# Three States of Matter: Solid, Liquid and Gas

### What is Matter?

Materials which we see in our daily lives such as ice-cream, chair, water etc. are made up of the matter. Matter can be classified as solid, liquid and gas on the basis of inter-molecular forces and the arrangement of particles. These three forms of matter can be converted from one state of matter to another state by increasing or decreasing pressure and temperature. For example, Ice can be converted from solid state to liquid state by increasing the temperature.

Change in state of matter alters the structure of matter and the arrangement of particles. All this can be observed by noticing the change in properties.

### The Three States of Matter:

Description of various states of matter:

1. #### Solid state:

The Solid state is one of the fundamental states of matter. Solids differ from liquids and gases by the characteristic of rigidity. The molecules of solids are tightly packed because of strong intermolecular forces; they only oscillate about their mean positions. Whereas, liquids and gases possess the property of fluidity and can easily flow. Solids can be defined as the state of matter which has definite shape and volume and has a rigid structure. Solids possess the least compressibility and thermal expansion.
Example: Iron (Fe)

2. #### Liquid state:

The molecules in a liquid are closely packed due to weak intermolecular forces. These forces are weaker than solids but stronger than that of gases. There is much space in between the molecules of liquids which makes their flowing ability easy. Liquids can easily acquire the shape of a vessel and they have a fixed volume.Conversion of solids into liquids takes place when we increase the temperature of solids to a point where solids begin to melt. Generally, the density of liquid lies between the density of solids and gases. Compressibility and thermal expansion of liquids are slightly higher than that of solids.
Example: Water (H2O)

3. #### Gaseous state:
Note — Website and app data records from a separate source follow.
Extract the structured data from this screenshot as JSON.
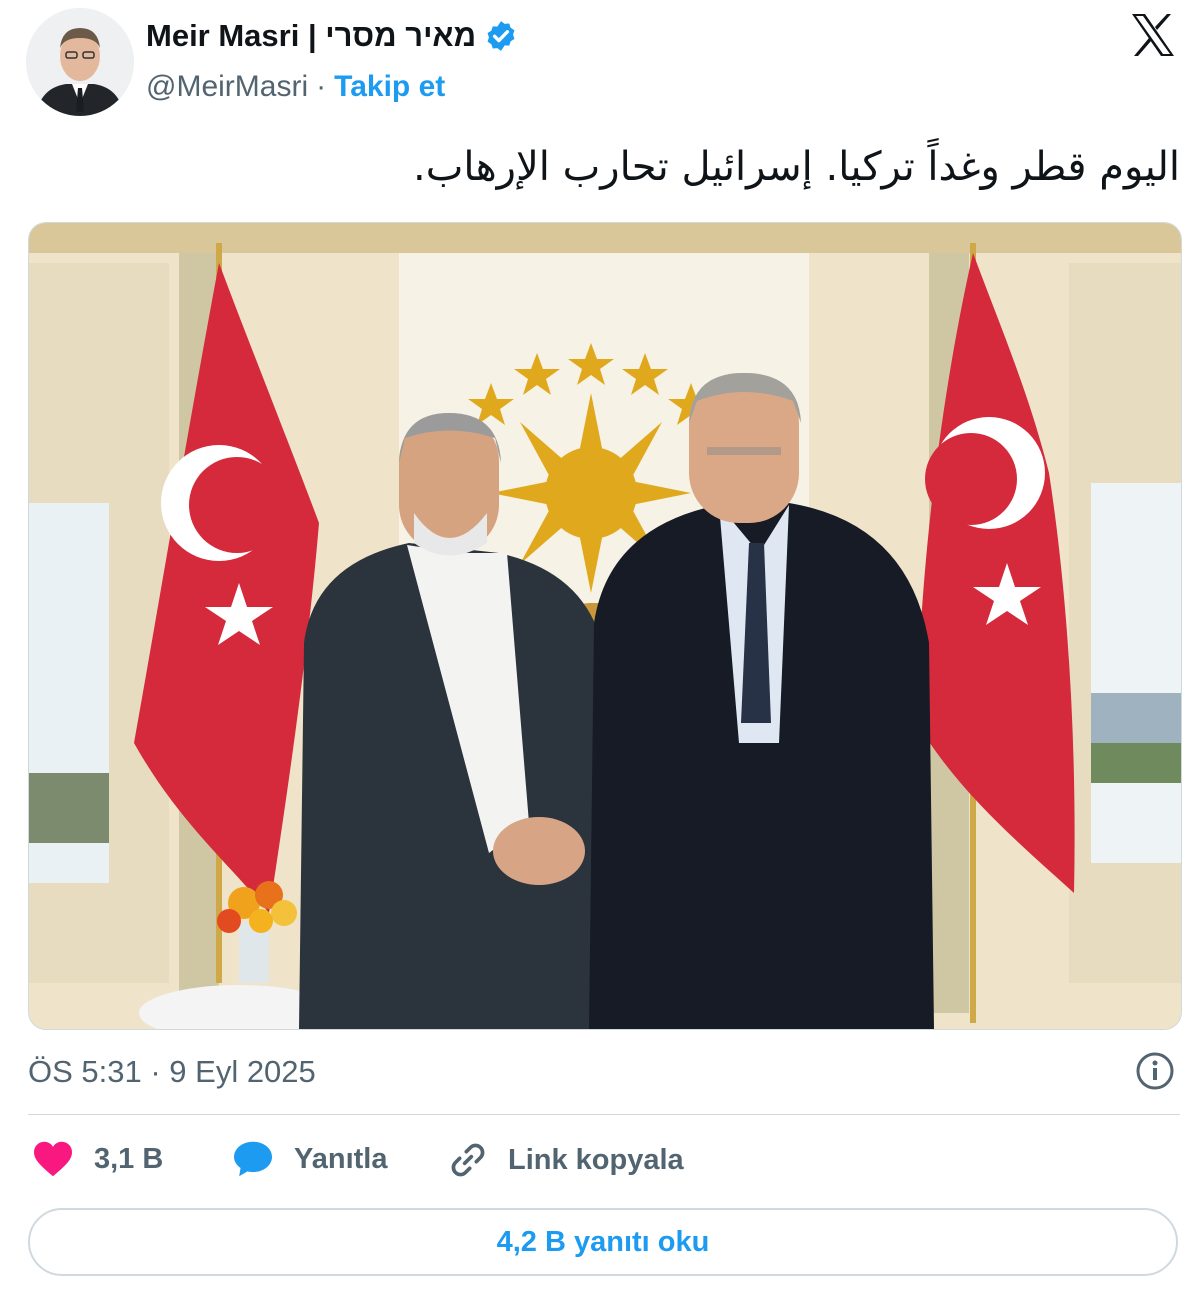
{
  "author": {
    "name": "Meir Masri | מאיר מסרי",
    "handle": "@MeirMasri",
    "separator": "·",
    "follow_label": "Takip et",
    "verified_badge_icon": "verified-badge-icon"
  },
  "platform_logo": "x-logo-icon",
  "tweet": {
    "text": "اليوم قطر وغداً تركيا. إسرائيل تحارب الإرهاب.",
    "image_description_icon": "photo-icon",
    "timestamp": "ÖS 5:31 · 9 Eyl 2025"
  },
  "actions": {
    "like_count": "3,1 B",
    "reply_label": "Yanıtla",
    "copy_link_label": "Link kopyala"
  },
  "read_replies_label": "4,2 B yanıtı oku",
  "colors": {
    "accent": "#1d9bf0",
    "like": "#f91880",
    "muted": "#536471",
    "flag_red": "#d42a3c"
  }
}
In this state of matter, distances between the molecules are large (intermolecular distance is in the range of $10^{-7} – 10^{-5} cm$)). The intermolecular forces experienced between them are negligible. Thus translatory, rotatory and vibratory motions are observed prominently in gases. Gases do not have any fixed shape or volume. They also possess high compressibility and thermal expansion.
Example: Oxygen (O2)